What is Open Access?
The aim of Open Access is to provide unlimited access to scientific literature, offer it free of charge, and break down barriers regarding its re-use.
The open-access movement
In October 2003 a conference gave rise to the so-called Berlin Declaration on Open Access to Knowledge in the Sciences and Humanities (external link). The Berlin Declaration has since been signed by over 400 organisations worldwide, including ETH Zürich, and is regarded as a major milestone in the open-access movement.
- Greater visibility through improved search engine ranking
- Greater citation frequency
- Shorter publication process compared to conventional publication channels
- Copyright remains with the author
For the academic community
- Unlimited global access without any technical or financial obstacles
- Good traceability of the documents and direct full-text access

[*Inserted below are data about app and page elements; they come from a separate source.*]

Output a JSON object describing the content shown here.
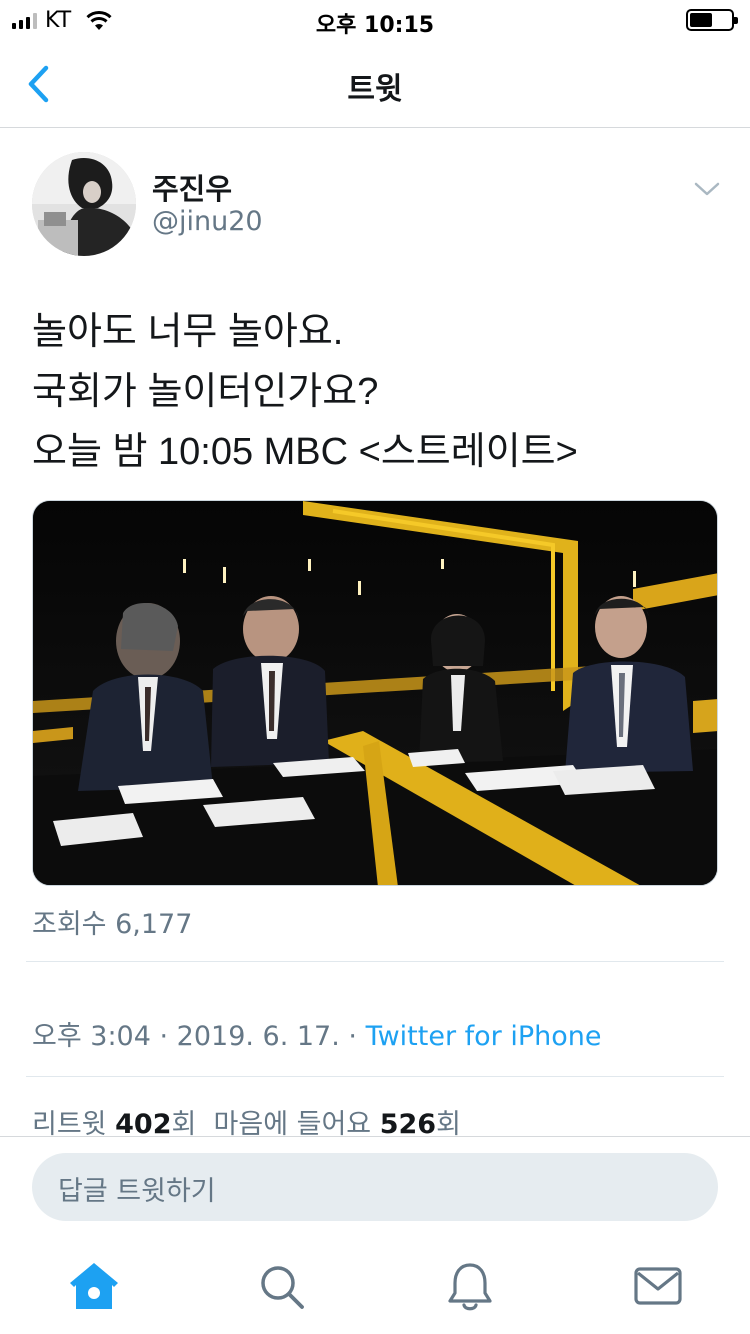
{
  "status_bar": {
    "carrier": "KT",
    "time": "오후 10:15"
  },
  "nav": {
    "title": "트윗",
    "back_icon": "chevron-left-icon"
  },
  "tweet": {
    "author_name": "주진우",
    "author_handle": "@jinu20",
    "text_lines": [
      "놀아도 너무 놀아요.",
      "국회가 놀이터인가요?",
      "오늘 밤 10:05 MBC <스트레이트>"
    ],
    "views": "조회수 6,177",
    "time": "오후 3:04",
    "separator": " · ",
    "date": "2019. 6. 17.",
    "source": "Twitter for iPhone",
    "retweet_label": "리트윗",
    "retweet_count": "402",
    "like_label": "마음에 들어요",
    "like_count": "526",
    "count_suffix": "회"
  },
  "reply": {
    "placeholder": "답글 트윗하기"
  },
  "tabbar": {
    "items": [
      "home-icon",
      "search-icon",
      "notifications-icon",
      "messages-icon"
    ],
    "active": "home-icon"
  },
  "colors": {
    "accent": "#1da1f2",
    "secondary_text": "#657786",
    "primary_text": "#14171a",
    "reply_bg": "#e6ecf0"
  }
}
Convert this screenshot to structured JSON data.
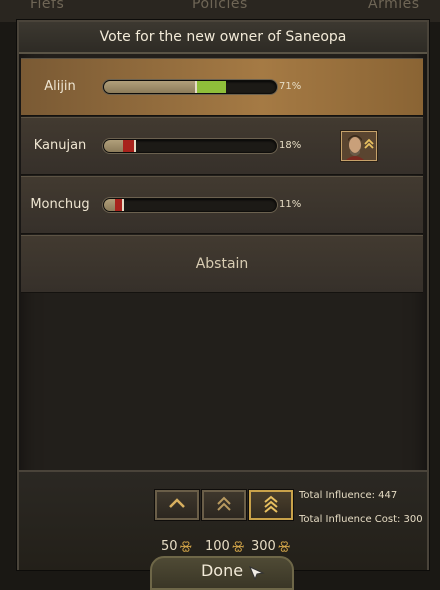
{
  "background_tabs": [
    "Fiefs",
    "Policies",
    "Armies"
  ],
  "title": "Vote for the new owner of Saneopa",
  "candidates": [
    {
      "name": "Alijin",
      "percent_label": "71%",
      "share": 0.71,
      "selected": true,
      "highlight_color": "#8fbf3a"
    },
    {
      "name": "Kanujan",
      "percent_label": "18%",
      "share": 0.18,
      "selected": false,
      "highlight_color": "#a8231c",
      "has_avatar": true
    },
    {
      "name": "Monchug",
      "percent_label": "11%",
      "share": 0.11,
      "selected": false,
      "highlight_color": "#a8231c"
    }
  ],
  "abstain_label": "Abstain",
  "influence_options": [
    {
      "cost": "50",
      "icon": "single-chevron-icon"
    },
    {
      "cost": "100",
      "icon": "double-chevron-icon"
    },
    {
      "cost": "300",
      "icon": "triple-chevron-icon",
      "selected": true
    }
  ],
  "coin_glyph": "🝮",
  "total_influence_label": "Total Influence: 447",
  "total_influence_cost_label": "Total Influence Cost: 300",
  "done_label": "Done",
  "colors": {
    "accent_gold": "#c9a24a",
    "bar_base": "#b09f7a"
  }
}
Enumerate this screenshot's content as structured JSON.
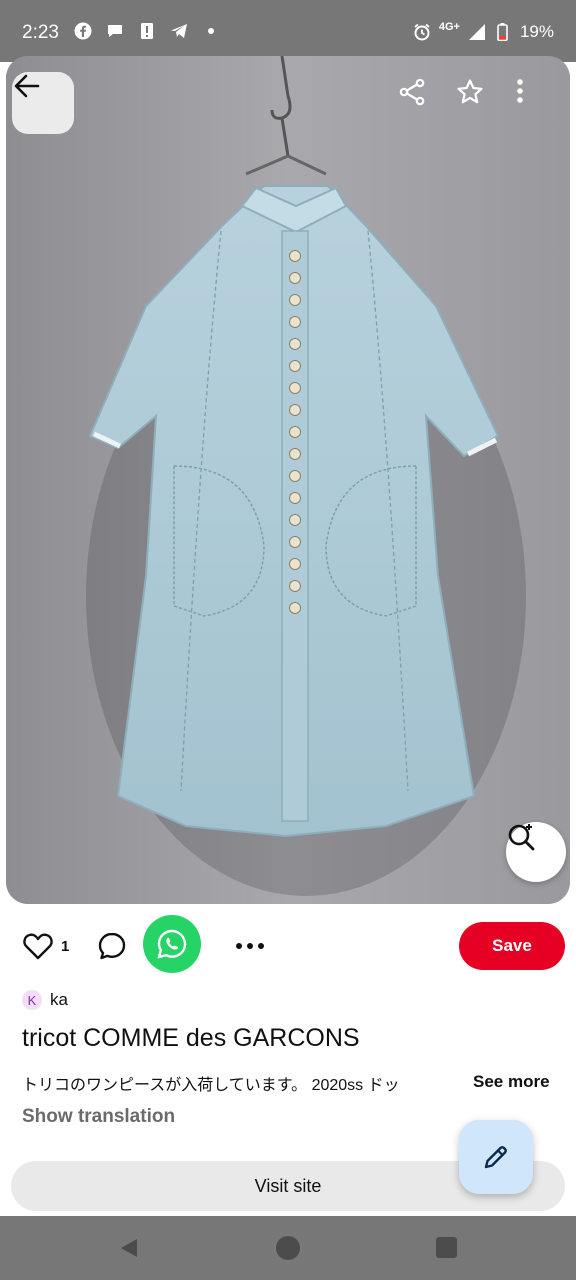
{
  "status_bar": {
    "time": "2:23",
    "network": "4G+",
    "battery": "19%",
    "icons": [
      "facebook-icon",
      "chat-icon",
      "alert-icon",
      "telegram-icon",
      "dot-icon",
      "alarm-icon",
      "signal-icon",
      "battery-icon"
    ]
  },
  "hero": {
    "image_subject": "light blue denim button-front dress on hanger",
    "actions": [
      "back-arrow-icon",
      "share-icon",
      "star-icon",
      "more-vertical-icon",
      "visual-search-icon"
    ]
  },
  "actions": {
    "like_count": "1",
    "save_label": "Save"
  },
  "creator": {
    "initial": "K",
    "name": "ka"
  },
  "pin": {
    "title": "tricot COMME des GARCONS",
    "description": "トリコのワンピースが入荷しています。 2020ss ドッ",
    "see_more": "See more",
    "show_translation": "Show translation"
  },
  "visit_site_label": "Visit site",
  "colors": {
    "save": "#e60023",
    "whatsapp": "#25d366",
    "fab": "#cfe6fb",
    "system_bars": "#777777"
  }
}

- Simplified use for further research activities
- Facilitation of interdisciplinary and international collaboration
You can find many more reasons for Open Access along with information on the existing doubts and reservations on the Open Access Information Platform (external link).
In practice, two different paths have emerged to implement Open Access:
|Green path||Golden path|
The "green path" pursues the self-archiving of scientific publications on an institutional or subject-specific repository. |
ETH Zurich's institutional repository is the ETH E-Collection (external link).
The publication of an article via an open-access journal is referred to as the "golden path” of open-access publishing.|
ETH Zurich currently supports this route exclusively through its memberships of open-access publishers BioMed Central/ SpringerOpen, Copernicus and PLOS.
As a rule, it is left up to the scientific authors themselves to decide whether to make their publications freely accessible online.
An increasing number of universities, research institutes and research funders, however, explicitly request open-access publications from their members or beneficiaries.
ETH Zurich also drafted an Open-Access Policy in 2008.
You can find the open-access standards of key research funding institutions, such as the Swiss National Science Foundation or the European Commission, under research funders.
The Registry of Open Access Repositories Mandatory Archiving Policies (external link) (ROARMAP) provides an overview of all currently active open-access mandates of research institutions and funders.
Many advocates of Open Access hope that the power of the large scientific publishers and their pricing policy (link opens a new window) can be broken through a publication form based on Open Access.
Currently, however, no authoritative statement can be made as to whether and how Open Access can act as a catalyst for an altogether more cost-effective scientific publication model. The question as to how a cost-neutral transition towards such a model can be achieved also remains open.